Housing inventory continues to dwindle

LEXINGTON, Ky. — Kentucky home sales in November are down just one-quarter of one percent from 2017. Units sold topped out at 3,909 homes which is just 10 units shy of last year’s mark of 3,919. The 2018 housing market is almost as strong as last year’s record-breaking mark. 2018 numbers now sit at 48,615 units sold compared to 2017’s tally of 49,167, down just 1.1 percent.

Nationwide existing-home sales increased in November, according to the National Association of Realtors, marking two consecutive months of increases. However, unlike Kentucky, year-over-year numbers are down 7 percent from 2017. Lawrence Yun, NAR’s chief economist, says two consecutive months of increases is a welcomed sign for the market. “The market conditions in November were mixed, with good signs of stabilizing home sales compared to recent months, though down significantly from one year ago. Rising inventory is clearly taming home price appreciation.”

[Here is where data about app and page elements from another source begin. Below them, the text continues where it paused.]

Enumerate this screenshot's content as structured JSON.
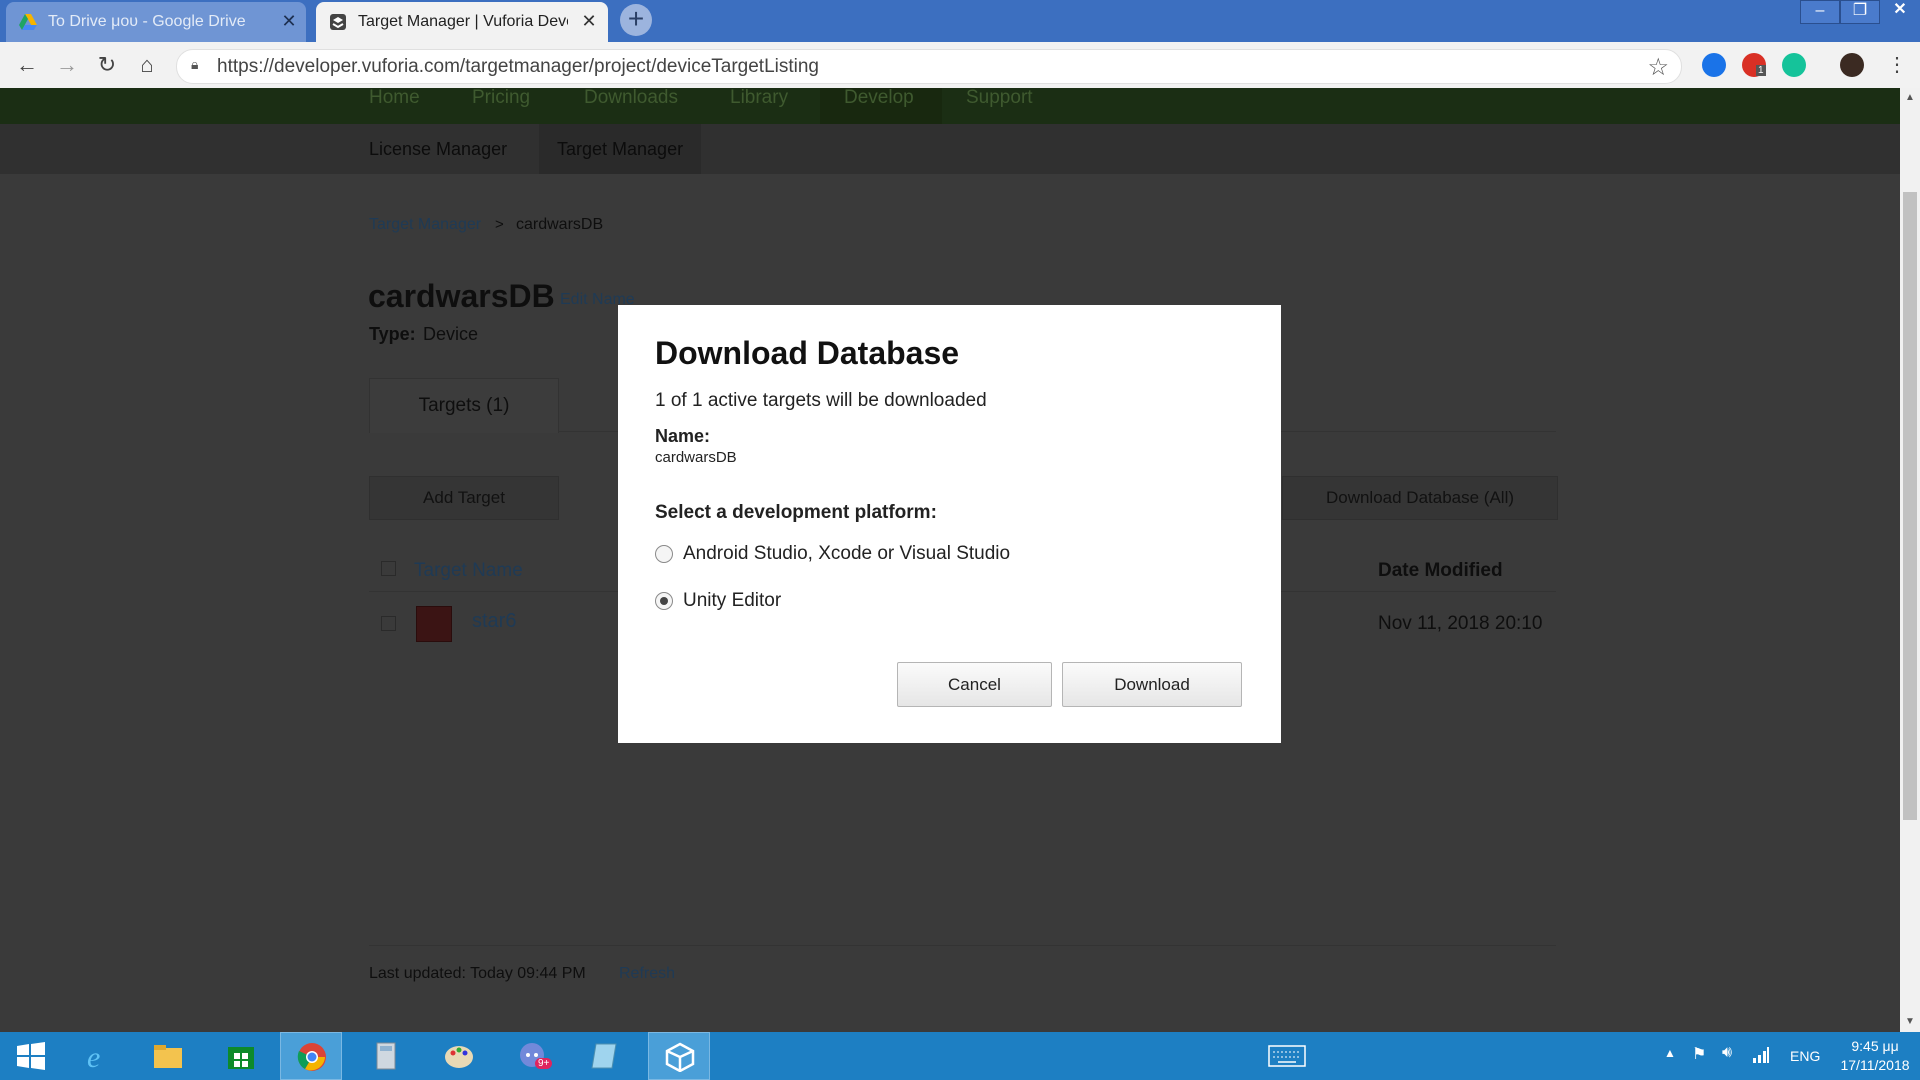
{
  "browser": {
    "tabs": [
      {
        "title": "To Drive μου - Google Drive",
        "close": "✕"
      },
      {
        "title": "Target Manager | Vuforia Develop",
        "close": "✕"
      }
    ],
    "new_tab": "+",
    "window_controls": {
      "minimize": "–",
      "restore": "❐",
      "close": "✕"
    },
    "url_display": "https://developer.vuforia.com/targetmanager/project/deviceTargetListing",
    "extensions": [
      {
        "icon": "mail-extension-icon",
        "color": "#1a73e8"
      },
      {
        "icon": "adblock-icon",
        "color": "#d93025",
        "badge": "1"
      },
      {
        "icon": "grammarly-icon",
        "color": "#15c39a"
      },
      {
        "icon": "profile-avatar-icon",
        "color": "#3b2a22"
      }
    ]
  },
  "site": {
    "top_nav": [
      "Home",
      "Pricing",
      "Downloads",
      "Library",
      "Develop",
      "Support"
    ],
    "sub_nav": [
      "License Manager",
      "Target Manager"
    ],
    "breadcrumb": {
      "link": "Target Manager",
      "separator": ">",
      "current": "cardwarsDB"
    },
    "database": {
      "name": "cardwarsDB",
      "edit_link": "Edit Name",
      "type_label": "Type:",
      "type_value": "Device"
    },
    "tabs": [
      "Targets (1)"
    ],
    "buttons": {
      "add_target": "Add Target",
      "download_all": "Download Database (All)"
    },
    "table": {
      "columns": {
        "target_name": "Target Name",
        "date_modified": "Date Modified"
      },
      "rows": [
        {
          "name": "star6",
          "date": "Nov 11, 2018 20:10"
        }
      ]
    },
    "footer": {
      "last_updated": "Last updated: Today 09:44 PM",
      "refresh": "Refresh"
    }
  },
  "modal": {
    "title": "Download Database",
    "info": "1 of 1 active targets will be downloaded",
    "name_label": "Name:",
    "name_value": "cardwarsDB",
    "platform_label": "Select a development platform:",
    "options": [
      {
        "label": "Android Studio, Xcode or Visual Studio",
        "selected": false
      },
      {
        "label": "Unity Editor",
        "selected": true
      }
    ],
    "cancel": "Cancel",
    "download": "Download"
  },
  "taskbar": {
    "apps": [
      "start-button",
      "internet-explorer",
      "file-explorer",
      "store",
      "chrome",
      "calculator",
      "paint",
      "discord",
      "notepad",
      "unity"
    ],
    "discord_badge": "9+",
    "tray": {
      "lang": "ENG",
      "time": "9:45 μμ",
      "date": "17/11/2018"
    }
  }
}
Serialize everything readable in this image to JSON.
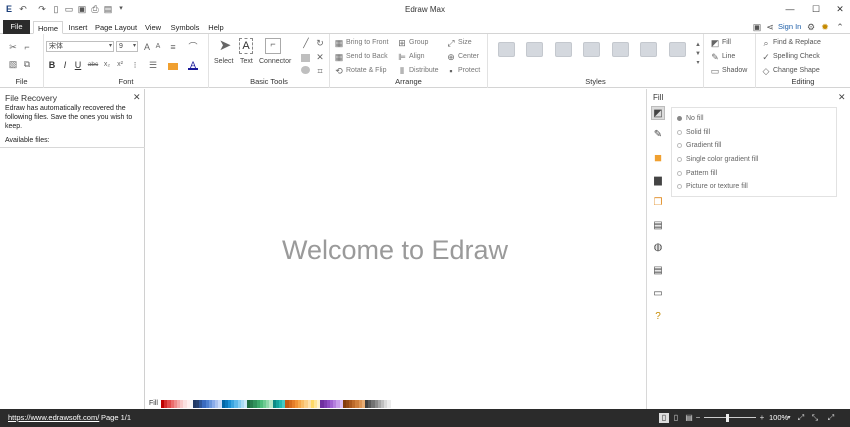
{
  "window": {
    "title": "Edraw Max",
    "minimize": "—",
    "maximize": "☐",
    "close": "✕"
  },
  "tabs": [
    "File",
    "Home",
    "Insert",
    "Page Layout",
    "View",
    "Symbols",
    "Help"
  ],
  "account": {
    "sign_in": "Sign In"
  },
  "ribbon": {
    "file_label": "File",
    "font": {
      "name": "宋体",
      "size": "9",
      "label": "Font",
      "bold": "B",
      "italic": "I",
      "underline": "U",
      "strike": "abc",
      "sub": "x₂",
      "sup": "x²",
      "color": "A"
    },
    "basic_tools": {
      "label": "Basic Tools",
      "select": "Select",
      "text": "Text",
      "connector": "Connector"
    },
    "arrange": {
      "label": "Arrange",
      "bring_front": "Bring to Front",
      "send_back": "Send to Back",
      "rotate_flip": "Rotate & Flip",
      "group": "Group",
      "align": "Align",
      "distribute": "Distribute",
      "size": "Size",
      "center": "Center",
      "protect": "Protect"
    },
    "styles": {
      "label": "Styles"
    },
    "format": {
      "fill": "Fill",
      "line": "Line",
      "shadow": "Shadow"
    },
    "editing": {
      "label": "Editing",
      "find_replace": "Find & Replace",
      "spelling": "Spelling Check",
      "change_shape": "Change Shape"
    }
  },
  "recovery": {
    "title": "File Recovery",
    "message": "Edraw has automatically recovered the following files. Save the ones you wish to keep.",
    "available": "Available files:"
  },
  "canvas": {
    "welcome": "Welcome to Edraw"
  },
  "fillbar": {
    "label": "Fill"
  },
  "fill_panel": {
    "title": "Fill",
    "options": [
      "No fill",
      "Solid fill",
      "Gradient fill",
      "Single color gradient fill",
      "Pattern fill",
      "Picture or texture fill"
    ],
    "selected": "No fill"
  },
  "status": {
    "url": "https://www.edrawsoft.com/",
    "page": "Page 1/1",
    "zoom": "100%"
  },
  "palette_colors": [
    "#c00000",
    "#d42a2a",
    "#e34b4b",
    "#ec6d6d",
    "#f08c8c",
    "#f4aaaa",
    "#f8c8c8",
    "#fbe0e0",
    "#fff0f0",
    "#f5f5f5",
    "#1f3864",
    "#24406f",
    "#2e5597",
    "#3a6bbf",
    "#4f81d0",
    "#6b97dc",
    "#8badea",
    "#abc3f0",
    "#c8daf8",
    "#0066a6",
    "#0a78bd",
    "#1b90d4",
    "#3aa5e0",
    "#5eb9ea",
    "#85ccf0",
    "#aadcf5",
    "#cceaf9",
    "#1f6e43",
    "#287d4e",
    "#32925c",
    "#3ea86b",
    "#4fbe7c",
    "#6fcc93",
    "#92d9ab",
    "#b6e6c6",
    "#0c8a85",
    "#14a39c",
    "#24b8b0",
    "#46c9c2",
    "#c55a11",
    "#d56b1d",
    "#e57e2a",
    "#f19338",
    "#f6a94d",
    "#f9be68",
    "#fbd089",
    "#fde2ae",
    "#ffd966",
    "#ffe699",
    "#fff2cc",
    "#7030a0",
    "#7e3db0",
    "#8f4dc2",
    "#a264d2",
    "#b580de",
    "#c89eea",
    "#dbbff3",
    "#833c0b",
    "#944813",
    "#a8581e",
    "#bc6b2c",
    "#cd7f3d",
    "#dc9555",
    "#e8ad74",
    "#404040",
    "#595959",
    "#737373",
    "#8c8c8c",
    "#a6a6a6",
    "#bfbfbf",
    "#d9d9d9",
    "#ececec"
  ]
}
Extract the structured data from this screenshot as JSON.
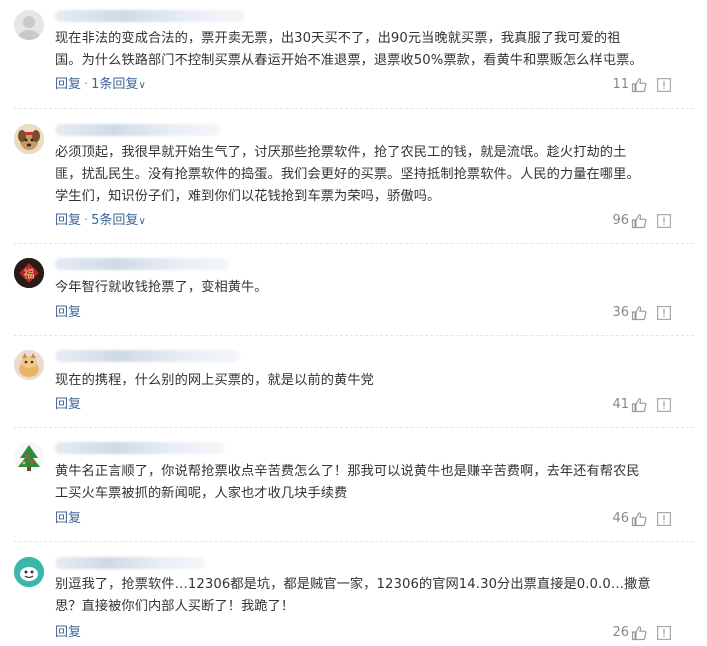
{
  "comments": [
    {
      "content": "现在非法的变成合法的，票开卖无票，出30天买不了，出90元当晚就买票，我真服了我可爱的祖\n国。为什么铁路部门不控制买票从春运开始不准退票，退票收50%票款，看黄牛和票贩怎么样屯票。",
      "reply": "回复",
      "reply_count": "1条回复",
      "likes": "11",
      "avatar_icon": "default-avatar-icon"
    },
    {
      "content": "必须顶起，我很早就开始生气了，讨厌那些抢票软件，抢了农民工的钱，就是流氓。趁火打劫的土\n匪，扰乱民生。没有抢票软件的捣蛋。我们会更好的买票。坚持抵制抢票软件。人民的力量在哪里。\n学生们，知识份子们，难到你们以花钱抢到车票为荣吗，骄傲吗。",
      "reply": "回复",
      "reply_count": "5条回复",
      "likes": "96",
      "avatar_icon": "dog-avatar-icon"
    },
    {
      "content": "今年智行就收钱抢票了，变相黄牛。",
      "reply": "回复",
      "likes": "36",
      "avatar_icon": "fu-avatar-icon"
    },
    {
      "content": "现在的携程，什么别的网上买票的，就是以前的黄牛党",
      "reply": "回复",
      "likes": "41",
      "avatar_icon": "cartoon-avatar-icon"
    },
    {
      "content": "黄牛名正言顺了，你说帮抢票收点辛苦费怎么了！那我可以说黄牛也是赚辛苦费啊，去年还有帮农民\n工买火车票被抓的新闻呢，人家也才收几块手续费",
      "reply": "回复",
      "likes": "46",
      "avatar_icon": "christmas-avatar-icon"
    },
    {
      "content": "别逗我了，抢票软件…12306都是坑，都是贼官一家，12306的官网14.30分出票直接是0.0.0…撒意\n思？直接被你们内部人买断了！我跪了！",
      "reply": "回复",
      "likes": "26",
      "avatar_icon": "smile-avatar-icon"
    }
  ],
  "colors": {
    "text": "#333333",
    "link": "#406599",
    "muted": "#888888"
  }
}
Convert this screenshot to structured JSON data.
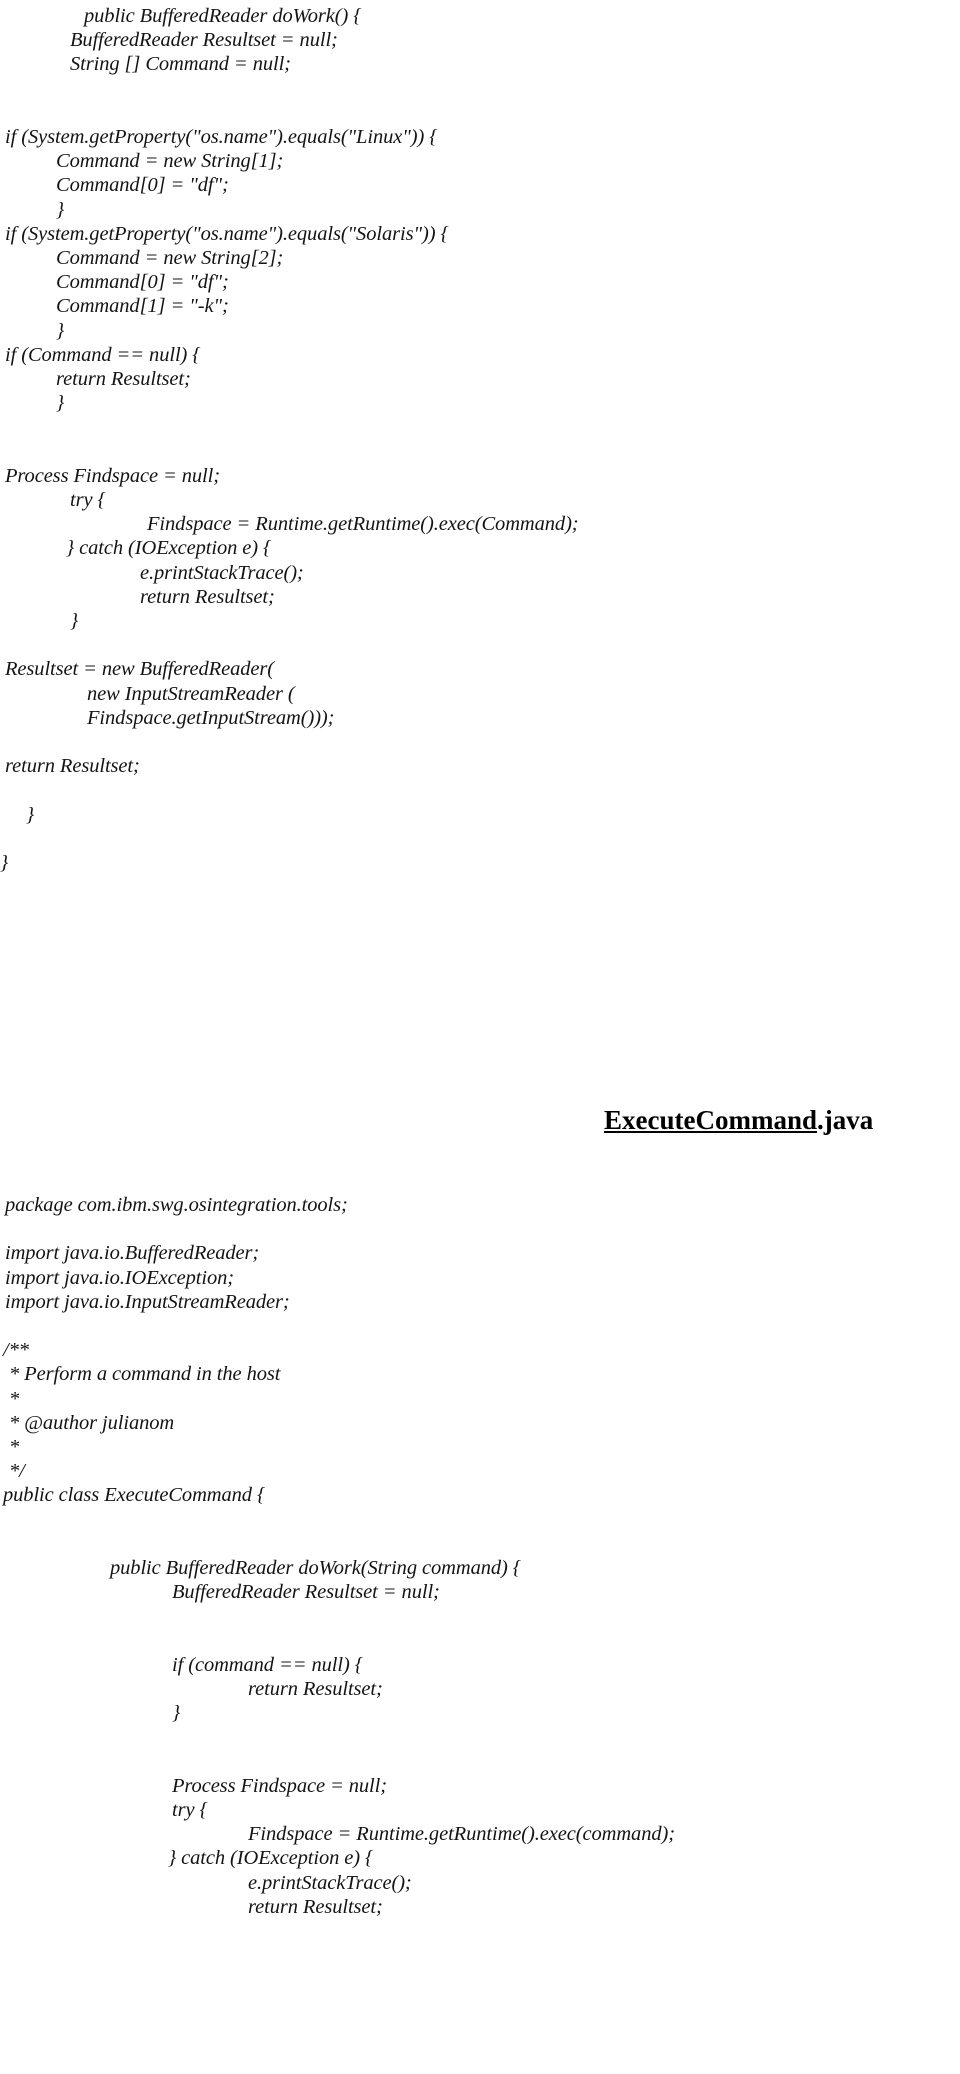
{
  "document": {
    "kind": "scanned-source-code-listing",
    "background_color": "#ffffff",
    "text_color": "#141414",
    "heading_color": "#000000"
  },
  "heading": {
    "underlined_part": "ExecuteCommand",
    "plain_part": ".java",
    "full_text": "ExecuteCommand.java"
  },
  "listing_top": {
    "lines": [
      {
        "indent": 84,
        "text": "public BufferedReader doWork() {"
      },
      {
        "indent": 70,
        "text": "BufferedReader Resultset = null;"
      },
      {
        "indent": 70,
        "text": "String [] Command = null;"
      },
      {
        "indent": 0,
        "text": ""
      },
      {
        "indent": 0,
        "text": ""
      },
      {
        "indent": 5,
        "text": "if (System.getProperty(\"os.name\").equals(\"Linux\")) {"
      },
      {
        "indent": 56,
        "text": "Command = new String[1];"
      },
      {
        "indent": 56,
        "text": "Command[0] = \"df\";"
      },
      {
        "indent": 56,
        "text": "}"
      },
      {
        "indent": 5,
        "text": "if (System.getProperty(\"os.name\").equals(\"Solaris\")) {"
      },
      {
        "indent": 56,
        "text": "Command = new String[2];"
      },
      {
        "indent": 56,
        "text": "Command[0] = \"df\";"
      },
      {
        "indent": 56,
        "text": "Command[1] = \"-k\";"
      },
      {
        "indent": 56,
        "text": "}"
      },
      {
        "indent": 5,
        "text": "if (Command == null) {"
      },
      {
        "indent": 56,
        "text": "return Resultset;"
      },
      {
        "indent": 56,
        "text": "}"
      },
      {
        "indent": 0,
        "text": ""
      },
      {
        "indent": 0,
        "text": ""
      },
      {
        "indent": 5,
        "text": "Process Findspace = null;"
      },
      {
        "indent": 70,
        "text": "try {"
      },
      {
        "indent": 147,
        "text": "Findspace = Runtime.getRuntime().exec(Command);"
      },
      {
        "indent": 66,
        "text": "} catch (IOException e) {"
      },
      {
        "indent": 140,
        "text": "e.printStackTrace();"
      },
      {
        "indent": 140,
        "text": "return Resultset;"
      },
      {
        "indent": 70,
        "text": "}"
      },
      {
        "indent": 0,
        "text": ""
      },
      {
        "indent": 5,
        "text": "Resultset = new BufferedReader("
      },
      {
        "indent": 87,
        "text": "new InputStreamReader ("
      },
      {
        "indent": 87,
        "text": "Findspace.getInputStream()));"
      },
      {
        "indent": 0,
        "text": ""
      },
      {
        "indent": 5,
        "text": "return Resultset;"
      },
      {
        "indent": 0,
        "text": ""
      },
      {
        "indent": 26,
        "text": "}"
      },
      {
        "indent": 0,
        "text": ""
      },
      {
        "indent": 0,
        "text": "}"
      }
    ]
  },
  "listing_bottom": {
    "lines": [
      {
        "indent": 5,
        "text": "package com.ibm.swg.osintegration.tools;"
      },
      {
        "indent": 0,
        "text": ""
      },
      {
        "indent": 5,
        "text": "import java.io.BufferedReader;"
      },
      {
        "indent": 5,
        "text": "import java.io.IOException;"
      },
      {
        "indent": 5,
        "text": "import java.io.InputStreamReader;"
      },
      {
        "indent": 0,
        "text": ""
      },
      {
        "indent": 3,
        "text": "/**"
      },
      {
        "indent": 9,
        "text": "* Perform a command in the host"
      },
      {
        "indent": 9,
        "text": "*"
      },
      {
        "indent": 9,
        "text": "* @author julianom"
      },
      {
        "indent": 9,
        "text": "*"
      },
      {
        "indent": 9,
        "text": "*/"
      },
      {
        "indent": 3,
        "text": "public class ExecuteCommand {"
      },
      {
        "indent": 0,
        "text": ""
      },
      {
        "indent": 0,
        "text": ""
      },
      {
        "indent": 110,
        "text": "public BufferedReader doWork(String command) {"
      },
      {
        "indent": 172,
        "text": "BufferedReader Resultset = null;"
      },
      {
        "indent": 0,
        "text": ""
      },
      {
        "indent": 0,
        "text": ""
      },
      {
        "indent": 172,
        "text": "if (command == null) {"
      },
      {
        "indent": 248,
        "text": "return Resultset;"
      },
      {
        "indent": 172,
        "text": "}"
      },
      {
        "indent": 0,
        "text": ""
      },
      {
        "indent": 0,
        "text": ""
      },
      {
        "indent": 172,
        "text": "Process Findspace = null;"
      },
      {
        "indent": 172,
        "text": "try {"
      },
      {
        "indent": 248,
        "text": "Findspace = Runtime.getRuntime().exec(command);"
      },
      {
        "indent": 168,
        "text": "} catch (IOException e) {"
      },
      {
        "indent": 248,
        "text": "e.printStackTrace();"
      },
      {
        "indent": 248,
        "text": "return Resultset;"
      }
    ]
  }
}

Steve Cline, president of Kentucky REALTORS, said that certain areas of the state have stronger than usual numbers and are causing the home sales tally to flirt with record territory. “While most area sales remain largely unchanged over last November, some areas are seeing record breaking numbers of units being sold. Places like Greater Owensboro, Hardin county, the Bowling Green area, and particularly Ashland have seen their highest sales in over a decade. Ashland’s November numbers bested their high-water mark by an amazing 21 percent.”

The median home price fell by 6.3 percent in November after rising for three consecutive months, easing concerns that falling inventory might raise prices high enough to begin pricing some first-time home buyers out of the market. November 2018 numbers topped out at $129,200 while the 2017 level was $137,361.

While the November housing inventory was up slightly over last year at 4.73 months, the year-to-date inventory fell 2 percent to 4.2 months. Kentucky continues to be on the low side of the comfortable six-month inventory mark that economists like to see.

Days on market levels also dropped slightly in both year-over-year and year-to-date measurements. November saw houses on the market for an average of 107 days, down from 109 one year ago.